Friday, November 24, 2006

Another very long posting gap.

Yes I have been very very busy, and it is hard to maintain a blog when you're not collecting advertising dollars from it. So here is a summary of what has kept me away.

Silicon Imaging's SI-2K camera.
We were nearing the completion of the software about three months ago when the idea to integrate 3D LUTs (Look Up Tables) for a highly versatile "look" engine came up. First SI said they could do it in camera, but they wondered about the post workflow. About 18 months earlier I had modelled a technique for doing 3D LUTs in software (no GPU) for a different application, so I thought it would work and I set out to give it a go as part of the decoder. It turns out the software was straight forward, but wrapping you head around all the implications is an ongoing process. We keep having ideas along the lines : "now we have 3D LUTs, we can do this ..." major feature creep (it will be a good thing for the end user -- bad thing for software engineers.) We have learned a huge amount during this process, one of which is selecting curves for optimum compression quality, particularly when dealing with downstream 3D LUT processing. Some maybe remember my discussion on a couple Red forum's of 12-bit linear vs 10-bit log, we had just made the decision to switch from 12-bit linear in the shadows (the CineForm codec internally is 16-bit), to a far stepper 10-bit log curve, we are finding far greater bang for the bit (i.e. the quality and image robustness in post went up greatly.) Of course these cool curves will be our winged keel for a while, but do I want get into this in detail in a later post.
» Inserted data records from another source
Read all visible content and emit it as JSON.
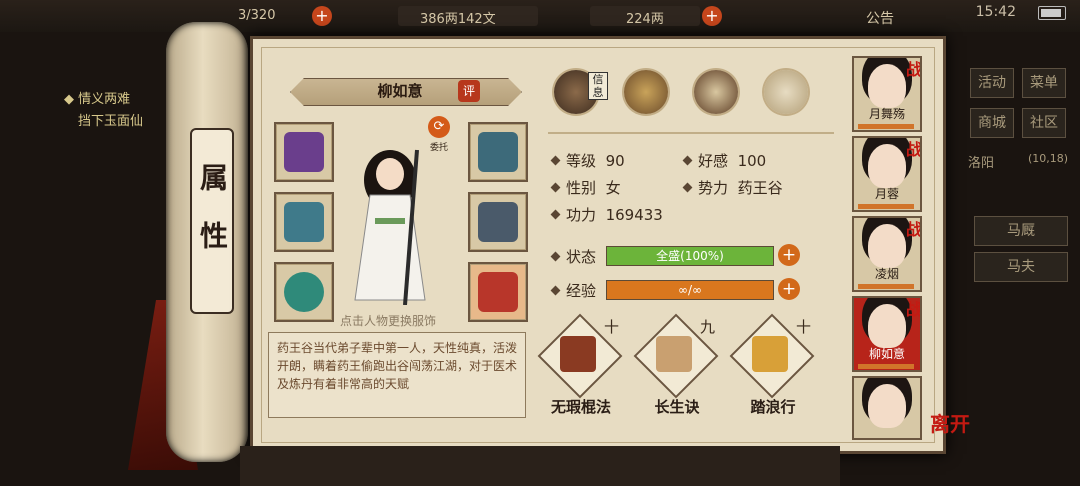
{
  "topbar": {
    "inventory": "3/320",
    "copper": "386两142文",
    "gold": "224两",
    "notice": "公告",
    "time": "15:42"
  },
  "background": {
    "quest_title": "情义两难",
    "quest_text": "挡下玉面仙",
    "right_menu": [
      "活动",
      "菜单",
      "商城",
      "社区"
    ],
    "location": "洛阳",
    "coords": "(10,18)",
    "right_buttons": [
      "马厩",
      "马夫"
    ]
  },
  "scroll": {
    "label": "属性"
  },
  "character": {
    "name": "柳如意",
    "rate_label": "评",
    "swap_label": "委托",
    "hint": "点击人物更换服饰",
    "description": "药王谷当代弟子辈中第一人，天性纯真，活泼开朗，瞒着药王偷跑出谷闯荡江湖，对于医术及炼丹有着非常高的天赋",
    "skill_tag": "信息",
    "stats": {
      "level_label": "等级",
      "level": "90",
      "affection_label": "好感",
      "affection": "100",
      "gender_label": "性别",
      "gender": "女",
      "faction_label": "势力",
      "faction": "药王谷",
      "power_label": "功力",
      "power": "169433"
    },
    "status_label": "状态",
    "status_value": "全盛(100%)",
    "status_fill": 1.0,
    "exp_label": "经验",
    "exp_value": "∞/∞",
    "exp_fill": 1.0
  },
  "skills": [
    {
      "name": "无瑕棍法",
      "level": "十"
    },
    {
      "name": "长生诀",
      "level": "九"
    },
    {
      "name": "踏浪行",
      "level": "十"
    }
  ],
  "party": [
    {
      "name": "月舞殇",
      "war": "战"
    },
    {
      "name": "月蓉",
      "war": "战"
    },
    {
      "name": "凌烟",
      "war": "战"
    },
    {
      "name": "柳如意",
      "war": "战"
    },
    {
      "name": "",
      "war": ""
    }
  ],
  "leave_label": "离开",
  "colors": {
    "status_bar": "#6cb43a",
    "exp_bar": "#d9771e",
    "accent": "#c41a12"
  }
}
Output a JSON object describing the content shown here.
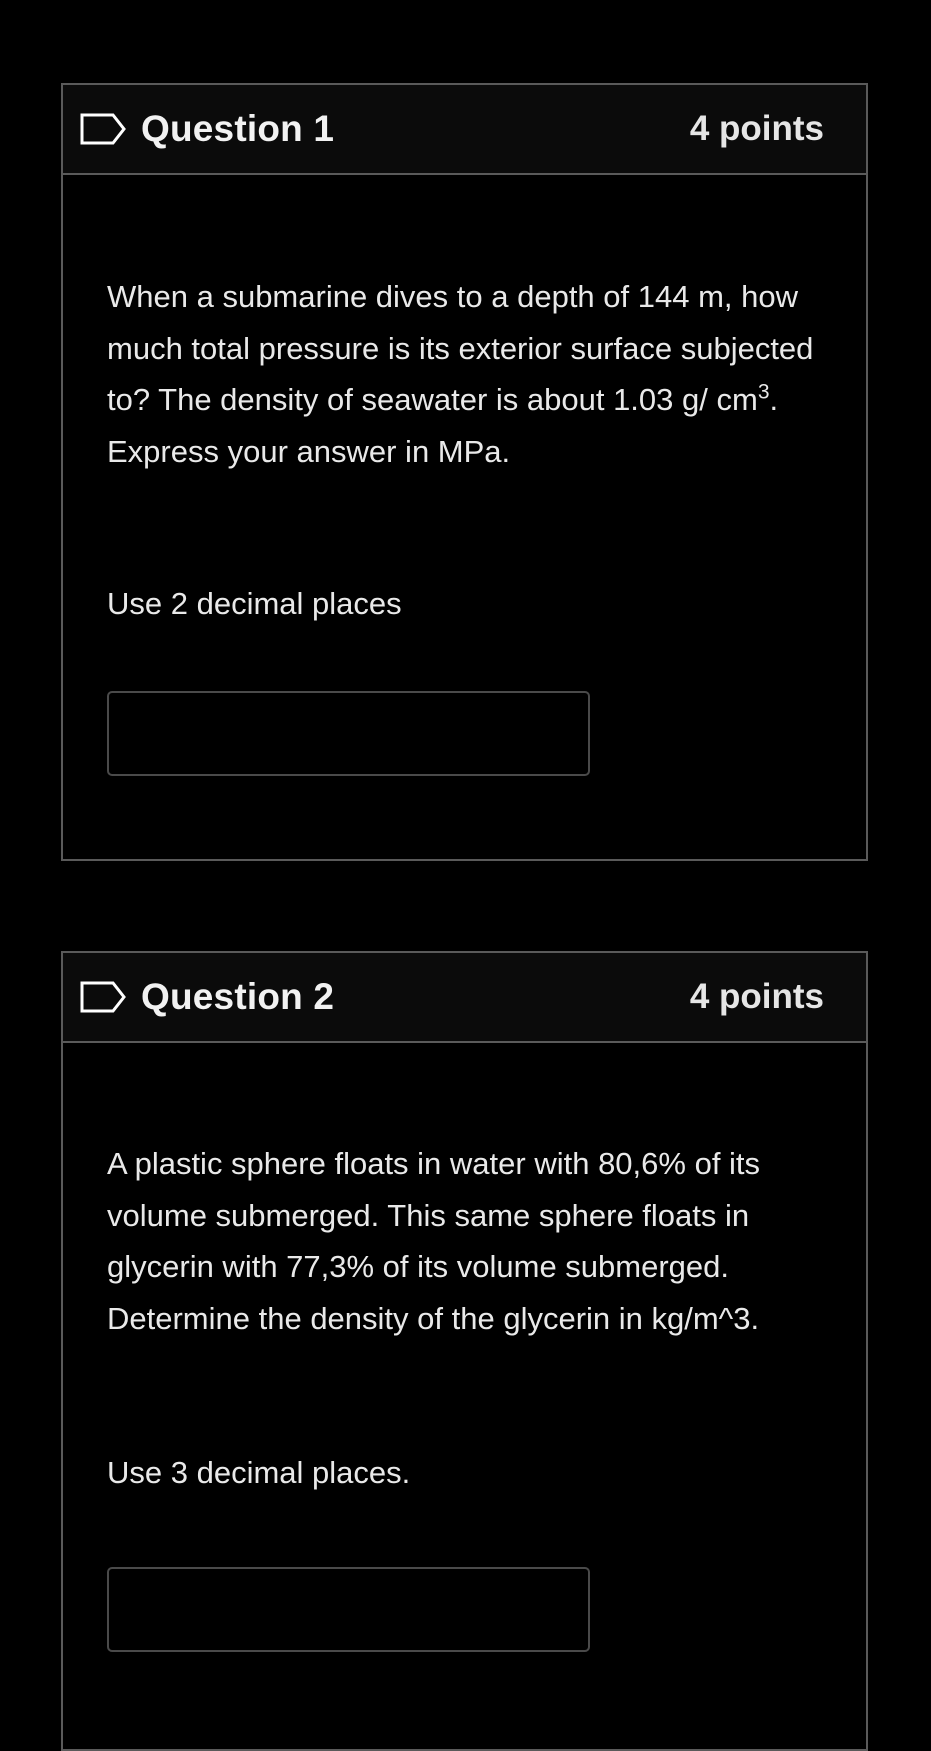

Microsoft's Xbox 360 Marketplace for TV and Film
Yes, weirdly have a lot of CineForm technology involved, and this all happen in the last six weeks. CineForm AVIs via Wafian HR-1 disk recorders are used to store much of the HD and SD content before it remastered to VC-1 for distribution. Microsoft needed a sub-80Mb/s 10-bit 1920x1080 24p "mezzanine" format to consolidate the whole range of source formats, and archive for later processing and editing (via Prospect HD.) I personally worked on upgrading the inverse telecine algorithms (reverse 3-2 pulldown) necessary to reconstruct 24p masters from CSI:NY HD episodes (which could get pretty wacky.) Read more in the press release.

Open HD certification.
We sell most of our software tools directly to the end user, but when you would like big players to integrate your software, they like the backing of an Adobe certification. This is process is very rigurous, testing elements of our products I don't know existed. As a result we have been addressing many weird little corner-case bugs, which make our whole product line more stable. Even through we where doing certification for Prospect HD under Open HD, many of the fixes and enhancements have been automatically rolled into Prospect 2K, Aspect HD and Connect HD where appropriate.

One damn bug.
It is pretty typical for CineForm to make very regular updates of our software, yet had released nothing for long while as we where getting a strange report for the field that some users (only a few precentage of them) couldn't run the latest release of either Prospect HD or Aspect HD (yet older versions worked fine.) Normally this would be easy to track down by finding what has changed to see if a bug was added, and then test against a PC that experiences the problem. However, out of all our PCs, and we have a suprising number of PC configurations, none of them had any issue. One week we had an engineer dedicated to trying our software of everything we had, including PCs not intended for video production (at work and home) -- all worked fine. The happy news of an important clue came from an enterprising end user who noted that the problem went away by changing video drivers. With that a-ha, a problem that existed for a month was solved in a few minutes. All the current software reflects this fix, which was of course a tiny change, making a lives a lot less stressful and free us to work on new cooler things.

Dual Quad core demo for HP/Intel.
I got to appear on camera for a promo spot we did for HP regarding a new Intel dual-proc quad core system (8 real CPUs.) On this class of system we demonstrated real time editing of 4k Dalsa Origin footage. You can catch the spot from the CineForm web pages, and somewhere on the HP site. Although this didn't take too much of my time, it marks a milestone for CineForm moving forward into some new areas, like that of Xbox 360 Marketplace, places you my not expect us to go. :)